DESCRIPTION OF THE TASK: Please look for the string "delivery" below and report every line in which it occurs.

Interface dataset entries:
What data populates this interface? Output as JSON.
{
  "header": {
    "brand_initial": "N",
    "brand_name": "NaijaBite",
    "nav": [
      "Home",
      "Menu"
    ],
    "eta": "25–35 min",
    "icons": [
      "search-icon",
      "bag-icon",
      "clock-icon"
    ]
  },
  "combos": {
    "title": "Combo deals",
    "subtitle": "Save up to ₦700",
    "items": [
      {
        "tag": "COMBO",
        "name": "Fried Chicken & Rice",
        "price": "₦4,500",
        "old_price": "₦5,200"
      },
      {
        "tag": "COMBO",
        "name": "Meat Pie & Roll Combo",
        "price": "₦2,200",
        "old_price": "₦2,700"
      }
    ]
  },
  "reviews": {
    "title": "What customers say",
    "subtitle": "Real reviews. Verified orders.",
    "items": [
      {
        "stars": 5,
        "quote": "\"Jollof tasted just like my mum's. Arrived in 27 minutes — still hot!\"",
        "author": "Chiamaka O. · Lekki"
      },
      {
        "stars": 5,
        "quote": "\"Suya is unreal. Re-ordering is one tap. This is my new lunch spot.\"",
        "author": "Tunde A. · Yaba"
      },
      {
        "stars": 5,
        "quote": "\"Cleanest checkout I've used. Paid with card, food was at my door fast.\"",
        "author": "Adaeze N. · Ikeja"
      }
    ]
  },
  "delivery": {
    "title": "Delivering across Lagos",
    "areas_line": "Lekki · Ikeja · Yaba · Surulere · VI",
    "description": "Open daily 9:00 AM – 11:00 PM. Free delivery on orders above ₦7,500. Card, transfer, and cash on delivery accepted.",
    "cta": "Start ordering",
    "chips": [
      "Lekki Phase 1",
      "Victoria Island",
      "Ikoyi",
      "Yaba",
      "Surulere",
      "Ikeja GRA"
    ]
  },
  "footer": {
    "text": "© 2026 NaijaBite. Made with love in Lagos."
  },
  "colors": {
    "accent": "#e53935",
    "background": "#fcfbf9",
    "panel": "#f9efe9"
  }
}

SOLVED PROBLEM:
  "delivery": {
    "description": "Open daily 9:00 AM – 11:00 PM. Free delivery on orders above ₦7,500. Card, transfer, and cash on delivery accepted.",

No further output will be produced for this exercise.